Radio's success has a lot to do with in-car listening, and when you lose that element, you lose a dynamic part of what makes any audio service successful.

Good. Who else? How about people who grow things?

When you live in a neighborhood like we live in, ... a lot of the things you see you don't see. Because we are have families and we're trying to protect our families.

The idea that you can listen to all the music you want, see the title of the song and the artist, is a great benefit. It's a wonderful thing to not necessarily have to listen to the commercials or banter if that's not what you're into.

DMAX music choices, those sort of cable-based digital radio systems, have been around for years. There are a number of elements that have made its penetration difficult. First, a cable company has to agree to take on that service, and then, to offer it to their subscribers. I don't think a lot of people know that they even have it.

[He also wields sharp wordplay and insight on] Yellow Buffalo Shoe, ... When I do, I become cool, I get respect automatically. When I do, you music fools cannot deny credibility.

As we head toward the year 2000, there are a number of developing technologies that are going to change the competitive landscape for radio.

There's digital audio broadcasting, ... which will aid radio as we currently know it by bringing a near-CD quality signal to your traditional radio.

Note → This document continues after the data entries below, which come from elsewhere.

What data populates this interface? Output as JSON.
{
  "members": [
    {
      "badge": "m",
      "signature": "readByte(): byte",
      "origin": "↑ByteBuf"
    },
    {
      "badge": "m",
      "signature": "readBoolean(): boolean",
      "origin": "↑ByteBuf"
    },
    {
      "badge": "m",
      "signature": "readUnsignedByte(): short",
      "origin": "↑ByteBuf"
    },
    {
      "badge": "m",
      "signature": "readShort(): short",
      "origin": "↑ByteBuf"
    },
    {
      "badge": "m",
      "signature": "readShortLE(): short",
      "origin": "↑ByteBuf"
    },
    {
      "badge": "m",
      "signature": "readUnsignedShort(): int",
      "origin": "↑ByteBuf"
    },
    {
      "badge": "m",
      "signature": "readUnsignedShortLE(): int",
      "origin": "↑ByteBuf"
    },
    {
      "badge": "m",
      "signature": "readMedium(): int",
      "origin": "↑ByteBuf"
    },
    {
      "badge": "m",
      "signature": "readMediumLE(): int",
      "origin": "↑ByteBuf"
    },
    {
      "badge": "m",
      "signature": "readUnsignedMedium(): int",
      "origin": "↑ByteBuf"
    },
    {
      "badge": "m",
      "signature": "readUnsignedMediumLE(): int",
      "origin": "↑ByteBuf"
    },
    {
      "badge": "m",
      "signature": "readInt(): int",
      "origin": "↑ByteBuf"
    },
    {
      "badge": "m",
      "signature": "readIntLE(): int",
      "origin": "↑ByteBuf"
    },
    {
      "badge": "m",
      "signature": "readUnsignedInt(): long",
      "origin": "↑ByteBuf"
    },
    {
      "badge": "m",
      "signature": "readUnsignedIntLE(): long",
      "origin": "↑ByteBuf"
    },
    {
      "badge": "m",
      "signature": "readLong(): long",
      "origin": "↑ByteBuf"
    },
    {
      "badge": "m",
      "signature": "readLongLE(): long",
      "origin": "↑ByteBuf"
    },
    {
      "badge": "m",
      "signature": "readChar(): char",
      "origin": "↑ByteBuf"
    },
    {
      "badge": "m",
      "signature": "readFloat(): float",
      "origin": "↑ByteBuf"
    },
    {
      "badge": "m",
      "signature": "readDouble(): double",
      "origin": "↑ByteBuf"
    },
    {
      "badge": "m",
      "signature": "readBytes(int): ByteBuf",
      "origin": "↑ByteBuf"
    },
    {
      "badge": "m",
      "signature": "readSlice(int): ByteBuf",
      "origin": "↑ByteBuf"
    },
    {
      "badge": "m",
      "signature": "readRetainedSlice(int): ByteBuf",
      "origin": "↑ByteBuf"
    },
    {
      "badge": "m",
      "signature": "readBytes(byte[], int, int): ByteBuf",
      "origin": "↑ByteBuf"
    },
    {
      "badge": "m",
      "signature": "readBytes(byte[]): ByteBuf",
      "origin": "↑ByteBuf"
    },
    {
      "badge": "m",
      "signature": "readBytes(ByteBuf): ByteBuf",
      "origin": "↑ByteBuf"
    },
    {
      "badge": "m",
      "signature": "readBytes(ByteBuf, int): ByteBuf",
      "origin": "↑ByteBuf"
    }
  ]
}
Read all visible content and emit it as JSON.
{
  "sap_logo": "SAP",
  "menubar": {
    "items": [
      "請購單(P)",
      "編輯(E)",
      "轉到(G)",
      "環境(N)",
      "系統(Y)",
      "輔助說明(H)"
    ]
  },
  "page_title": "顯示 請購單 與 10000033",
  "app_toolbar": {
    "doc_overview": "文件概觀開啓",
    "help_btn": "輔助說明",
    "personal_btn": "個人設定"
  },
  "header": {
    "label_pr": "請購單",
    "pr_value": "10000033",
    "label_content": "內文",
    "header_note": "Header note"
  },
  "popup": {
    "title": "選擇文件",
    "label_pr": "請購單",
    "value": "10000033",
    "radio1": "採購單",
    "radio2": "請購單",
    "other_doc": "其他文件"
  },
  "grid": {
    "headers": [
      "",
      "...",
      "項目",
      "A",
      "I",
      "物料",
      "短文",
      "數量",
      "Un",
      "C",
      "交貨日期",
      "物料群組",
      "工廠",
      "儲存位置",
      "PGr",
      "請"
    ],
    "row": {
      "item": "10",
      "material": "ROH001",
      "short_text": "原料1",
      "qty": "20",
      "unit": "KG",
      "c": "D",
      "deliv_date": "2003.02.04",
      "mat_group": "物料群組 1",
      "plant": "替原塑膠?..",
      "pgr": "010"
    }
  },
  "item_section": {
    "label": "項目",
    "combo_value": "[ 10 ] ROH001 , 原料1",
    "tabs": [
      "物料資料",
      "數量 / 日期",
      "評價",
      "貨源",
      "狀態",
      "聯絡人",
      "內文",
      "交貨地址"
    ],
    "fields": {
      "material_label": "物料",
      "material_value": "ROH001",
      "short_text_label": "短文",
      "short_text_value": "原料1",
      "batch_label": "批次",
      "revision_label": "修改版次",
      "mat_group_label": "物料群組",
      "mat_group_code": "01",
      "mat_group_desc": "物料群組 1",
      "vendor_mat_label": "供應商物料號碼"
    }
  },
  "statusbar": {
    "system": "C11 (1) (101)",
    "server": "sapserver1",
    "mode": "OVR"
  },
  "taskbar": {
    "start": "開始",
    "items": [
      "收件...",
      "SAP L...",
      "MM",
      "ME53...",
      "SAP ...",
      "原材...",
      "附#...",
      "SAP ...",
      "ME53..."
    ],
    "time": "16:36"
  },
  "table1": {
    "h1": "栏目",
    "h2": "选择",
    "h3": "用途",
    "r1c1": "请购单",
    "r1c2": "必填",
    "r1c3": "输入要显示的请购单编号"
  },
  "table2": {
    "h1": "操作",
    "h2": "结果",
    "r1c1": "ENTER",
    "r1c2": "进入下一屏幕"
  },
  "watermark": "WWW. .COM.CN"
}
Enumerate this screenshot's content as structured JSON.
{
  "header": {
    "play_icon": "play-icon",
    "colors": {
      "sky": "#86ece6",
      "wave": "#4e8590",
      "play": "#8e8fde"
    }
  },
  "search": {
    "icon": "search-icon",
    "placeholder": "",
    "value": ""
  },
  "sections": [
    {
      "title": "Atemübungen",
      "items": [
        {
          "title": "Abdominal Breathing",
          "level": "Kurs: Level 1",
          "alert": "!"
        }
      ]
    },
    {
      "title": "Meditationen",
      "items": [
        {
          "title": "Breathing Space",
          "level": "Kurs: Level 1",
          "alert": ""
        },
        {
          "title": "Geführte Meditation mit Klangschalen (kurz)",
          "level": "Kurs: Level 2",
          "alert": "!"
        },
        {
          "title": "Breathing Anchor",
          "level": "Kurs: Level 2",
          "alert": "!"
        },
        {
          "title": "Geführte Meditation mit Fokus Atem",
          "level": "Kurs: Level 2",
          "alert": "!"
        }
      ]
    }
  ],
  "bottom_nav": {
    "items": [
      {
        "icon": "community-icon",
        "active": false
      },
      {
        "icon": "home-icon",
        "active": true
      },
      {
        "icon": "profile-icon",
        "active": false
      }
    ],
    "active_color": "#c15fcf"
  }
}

Popular radio is edgy and urban right now, so obviously programmers and TV networks aren't necessarily looking to serve the same audiences.